> [Assigned task]
Copy the data that follows, exactly and completely.

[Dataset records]
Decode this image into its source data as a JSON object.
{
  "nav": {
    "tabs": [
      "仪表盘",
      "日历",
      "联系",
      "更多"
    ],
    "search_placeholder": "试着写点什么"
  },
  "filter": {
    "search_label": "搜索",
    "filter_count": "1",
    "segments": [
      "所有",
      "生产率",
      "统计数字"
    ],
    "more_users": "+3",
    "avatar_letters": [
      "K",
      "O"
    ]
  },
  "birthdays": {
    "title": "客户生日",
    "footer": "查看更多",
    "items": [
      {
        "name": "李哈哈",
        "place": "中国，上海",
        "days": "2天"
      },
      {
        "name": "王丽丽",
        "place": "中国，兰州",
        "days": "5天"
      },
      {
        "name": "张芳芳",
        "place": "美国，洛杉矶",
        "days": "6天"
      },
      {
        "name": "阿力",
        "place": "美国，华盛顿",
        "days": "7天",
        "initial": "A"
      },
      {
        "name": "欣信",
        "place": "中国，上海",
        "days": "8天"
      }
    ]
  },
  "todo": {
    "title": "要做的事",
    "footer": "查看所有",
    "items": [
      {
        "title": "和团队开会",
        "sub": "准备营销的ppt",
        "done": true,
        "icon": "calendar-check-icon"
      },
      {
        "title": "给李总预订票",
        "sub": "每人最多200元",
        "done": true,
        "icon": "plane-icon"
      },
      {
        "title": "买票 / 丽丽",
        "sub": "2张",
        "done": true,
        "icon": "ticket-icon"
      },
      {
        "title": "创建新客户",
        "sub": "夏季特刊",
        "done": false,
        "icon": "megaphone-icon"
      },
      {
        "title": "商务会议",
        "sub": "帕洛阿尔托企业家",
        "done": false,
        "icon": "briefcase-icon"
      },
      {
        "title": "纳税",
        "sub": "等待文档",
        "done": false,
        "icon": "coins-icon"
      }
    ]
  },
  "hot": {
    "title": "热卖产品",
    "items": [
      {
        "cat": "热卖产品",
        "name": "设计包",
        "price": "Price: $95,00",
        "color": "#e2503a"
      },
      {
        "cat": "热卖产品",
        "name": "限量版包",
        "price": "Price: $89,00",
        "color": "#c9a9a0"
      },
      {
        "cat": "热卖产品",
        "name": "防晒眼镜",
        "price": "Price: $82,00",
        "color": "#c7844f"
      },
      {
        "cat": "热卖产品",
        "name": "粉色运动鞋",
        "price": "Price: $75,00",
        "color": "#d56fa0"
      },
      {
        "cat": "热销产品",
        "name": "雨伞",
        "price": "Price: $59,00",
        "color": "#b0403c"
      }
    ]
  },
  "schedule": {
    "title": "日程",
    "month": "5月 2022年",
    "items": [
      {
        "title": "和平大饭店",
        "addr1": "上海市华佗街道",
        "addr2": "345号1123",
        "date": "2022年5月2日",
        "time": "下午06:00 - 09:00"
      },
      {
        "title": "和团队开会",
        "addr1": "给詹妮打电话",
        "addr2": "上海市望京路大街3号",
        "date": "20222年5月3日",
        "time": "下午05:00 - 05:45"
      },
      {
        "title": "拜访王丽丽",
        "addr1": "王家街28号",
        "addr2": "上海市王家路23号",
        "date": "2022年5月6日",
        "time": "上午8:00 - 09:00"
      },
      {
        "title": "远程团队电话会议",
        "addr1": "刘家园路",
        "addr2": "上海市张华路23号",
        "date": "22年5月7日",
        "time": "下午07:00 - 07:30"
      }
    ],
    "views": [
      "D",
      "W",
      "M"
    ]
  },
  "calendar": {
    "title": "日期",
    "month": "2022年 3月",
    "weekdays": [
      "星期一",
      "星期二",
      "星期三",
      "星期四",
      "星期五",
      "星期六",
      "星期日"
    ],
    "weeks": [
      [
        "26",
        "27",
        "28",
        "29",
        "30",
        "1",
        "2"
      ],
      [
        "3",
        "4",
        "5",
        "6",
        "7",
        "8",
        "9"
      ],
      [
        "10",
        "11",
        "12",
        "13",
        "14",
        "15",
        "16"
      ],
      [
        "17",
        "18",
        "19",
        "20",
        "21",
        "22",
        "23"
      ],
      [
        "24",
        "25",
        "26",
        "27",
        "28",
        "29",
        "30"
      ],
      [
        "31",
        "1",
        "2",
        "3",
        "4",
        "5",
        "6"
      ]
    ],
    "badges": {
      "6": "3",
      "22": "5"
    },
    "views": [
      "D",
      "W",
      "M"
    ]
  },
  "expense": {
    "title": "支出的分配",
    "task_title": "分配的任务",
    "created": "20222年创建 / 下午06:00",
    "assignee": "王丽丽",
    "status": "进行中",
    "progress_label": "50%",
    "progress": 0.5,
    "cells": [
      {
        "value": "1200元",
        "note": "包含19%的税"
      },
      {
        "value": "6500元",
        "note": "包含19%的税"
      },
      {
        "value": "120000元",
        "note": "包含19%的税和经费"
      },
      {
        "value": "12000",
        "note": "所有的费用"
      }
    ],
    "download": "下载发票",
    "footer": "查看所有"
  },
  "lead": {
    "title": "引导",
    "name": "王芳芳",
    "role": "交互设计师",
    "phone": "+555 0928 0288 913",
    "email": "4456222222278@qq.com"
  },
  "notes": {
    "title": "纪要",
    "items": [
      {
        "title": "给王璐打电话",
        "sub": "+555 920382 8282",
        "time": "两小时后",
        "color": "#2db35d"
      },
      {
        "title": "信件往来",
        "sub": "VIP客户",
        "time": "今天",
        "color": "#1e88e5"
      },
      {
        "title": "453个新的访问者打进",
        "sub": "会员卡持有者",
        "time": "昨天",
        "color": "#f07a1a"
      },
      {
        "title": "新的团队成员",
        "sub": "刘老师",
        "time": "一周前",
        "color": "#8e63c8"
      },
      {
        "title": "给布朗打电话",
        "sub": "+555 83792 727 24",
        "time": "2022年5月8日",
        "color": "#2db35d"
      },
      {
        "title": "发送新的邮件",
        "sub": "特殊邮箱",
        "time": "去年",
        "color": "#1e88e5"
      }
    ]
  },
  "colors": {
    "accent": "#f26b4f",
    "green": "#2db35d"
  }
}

> [Result of this task]
Decode this image into its source data as a JSON object.
{
  "nav": {
    "tabs": [
      "仪表盘",
      "日历",
      "联系",
      "更多"
    ],
    "search_placeholder": "试着写点什么"
  },
  "filter": {
    "search_label": "搜索",
    "filter_count": "1",
    "segments": [
      "所有",
      "生产率",
      "统计数字"
    ],
    "more_users": "+3",
    "avatar_letters": [
      "K",
      "O"
    ]
  },
  "birthdays": {
    "title": "客户生日",
    "footer": "查看更多",
    "items": [
      {
        "name": "李哈哈",
        "place": "中国，上海",
        "days": "2天"
      },
      {
        "name": "王丽丽",
        "place": "中国，兰州",
        "days": "5天"
      },
      {
        "name": "张芳芳",
        "place": "美国，洛杉矶",
        "days": "6天"
      },
      {
        "name": "阿力",
        "place": "美国，华盛顿",
        "days": "7天",
        "initial": "A"
      },
      {
        "name": "欣信",
        "place": "中国，上海",
        "days": "8天"
      }
    ]
  },
  "todo": {
    "title": "要做的事",
    "footer": "查看所有",
    "items": [
      {
        "title": "和团队开会",
        "sub": "准备营销的ppt",
        "done": true,
        "icon": "calendar-check-icon"
      },
      {
        "title": "给李总预订票",
        "sub": "每人最多200元",
        "done": true,
        "icon": "plane-icon"
      },
      {
        "title": "买票 / 丽丽",
        "sub": "2张",
        "done": true,
        "icon": "ticket-icon"
      },
      {
        "title": "创建新客户",
        "sub": "夏季特刊",
        "done": false,
        "icon": "megaphone-icon"
      },
      {
        "title": "商务会议",
        "sub": "帕洛阿尔托企业家",
        "done": false,
        "icon": "briefcase-icon"
      },
      {
        "title": "纳税",
        "sub": "等待文档",
        "done": false,
        "icon": "coins-icon"
      }
    ]
  },
  "hot": {
    "title": "热卖产品",
    "items": [
      {
        "cat": "热卖产品",
        "name": "设计包",
        "price": "Price: $95,00",
        "color": "#e2503a"
      },
      {
        "cat": "热卖产品",
        "name": "限量版包",
        "price": "Price: $89,00",
        "color": "#c9a9a0"
      },
      {
        "cat": "热卖产品",
        "name": "防晒眼镜",
        "price": "Price: $82,00",
        "color": "#c7844f"
      },
      {
        "cat": "热卖产品",
        "name": "粉色运动鞋",
        "price": "Price: $75,00",
        "color": "#d56fa0"
      },
      {
        "cat": "热销产品",
        "name": "雨伞",
        "price": "Price: $59,00",
        "color": "#b0403c"
      }
    ]
  },
  "schedule": {
    "title": "日程",
    "month": "5月 2022年",
    "items": [
      {
        "title": "和平大饭店",
        "addr1": "上海市华佗街道",
        "addr2": "345号1123",
        "date": "2022年5月2日",
        "time": "下午06:00 - 09:00"
      },
      {
        "title": "和团队开会",
        "addr1": "给詹妮打电话",
        "addr2": "上海市望京路大街3号",
        "date": "20222年5月3日",
        "time": "下午05:00 - 05:45"
      },
      {
        "title": "拜访王丽丽",
        "addr1": "王家街28号",
        "addr2": "上海市王家路23号",
        "date": "2022年5月6日",
        "time": "上午8:00 - 09:00"
      },
      {
        "title": "远程团队电话会议",
        "addr1": "刘家园路",
        "addr2": "上海市张华路23号",
        "date": "22年5月7日",
        "time": "下午07:00 - 07:30"
      }
    ],
    "views": [
      "D",
      "W",
      "M"
    ]
  },
  "calendar": {
    "title": "日期",
    "month": "2022年 3月",
    "weekdays": [
      "星期一",
      "星期二",
      "星期三",
      "星期四",
      "星期五",
      "星期六",
      "星期日"
    ],
    "weeks": [
      [
        "26",
        "27",
        "28",
        "29",
        "30",
        "1",
        "2"
      ],
      [
        "3",
        "4",
        "5",
        "6",
        "7",
        "8",
        "9"
      ],
      [
        "10",
        "11",
        "12",
        "13",
        "14",
        "15",
        "16"
      ],
      [
        "17",
        "18",
        "19",
        "20",
        "21",
        "22",
        "23"
      ],
      [
        "24",
        "25",
        "26",
        "27",
        "28",
        "29",
        "30"
      ],
      [
        "31",
        "1",
        "2",
        "3",
        "4",
        "5",
        "6"
      ]
    ],
    "badges": {
      "6": "3",
      "22": "5"
    },
    "views": [
      "D",
      "W",
      "M"
    ]
  },
  "expense": {
    "title": "支出的分配",
    "task_title": "分配的任务",
    "created": "20222年创建 / 下午06:00",
    "assignee": "王丽丽",
    "status": "进行中",
    "progress_label": "50%",
    "progress": 0.5,
    "cells": [
      {
        "value": "1200元",
        "note": "包含19%的税"
      },
      {
        "value": "6500元",
        "note": "包含19%的税"
      },
      {
        "value": "120000元",
        "note": "包含19%的税和经费"
      },
      {
        "value": "12000",
        "note": "所有的费用"
      }
    ],
    "download": "下载发票",
    "footer": "查看所有"
  },
  "lead": {
    "title": "引导",
    "name": "王芳芳",
    "role": "交互设计师",
    "phone": "+555 0928 0288 913",
    "email": "4456222222278@qq.com"
  },
  "notes": {
    "title": "纪要",
    "items": [
      {
        "title": "给王璐打电话",
        "sub": "+555 920382 8282",
        "time": "两小时后",
        "color": "#2db35d"
      },
      {
        "title": "信件往来",
        "sub": "VIP客户",
        "time": "今天",
        "color": "#1e88e5"
      },
      {
        "title": "453个新的访问者打进",
        "sub": "会员卡持有者",
        "time": "昨天",
        "color": "#f07a1a"
      },
      {
        "title": "新的团队成员",
        "sub": "刘老师",
        "time": "一周前",
        "color": "#8e63c8"
      },
      {
        "title": "给布朗打电话",
        "sub": "+555 83792 727 24",
        "time": "2022年5月8日",
        "color": "#2db35d"
      },
      {
        "title": "发送新的邮件",
        "sub": "特殊邮箱",
        "time": "去年",
        "color": "#1e88e5"
      }
    ]
  },
  "colors": {
    "accent": "#f26b4f",
    "green": "#2db35d"
  }
}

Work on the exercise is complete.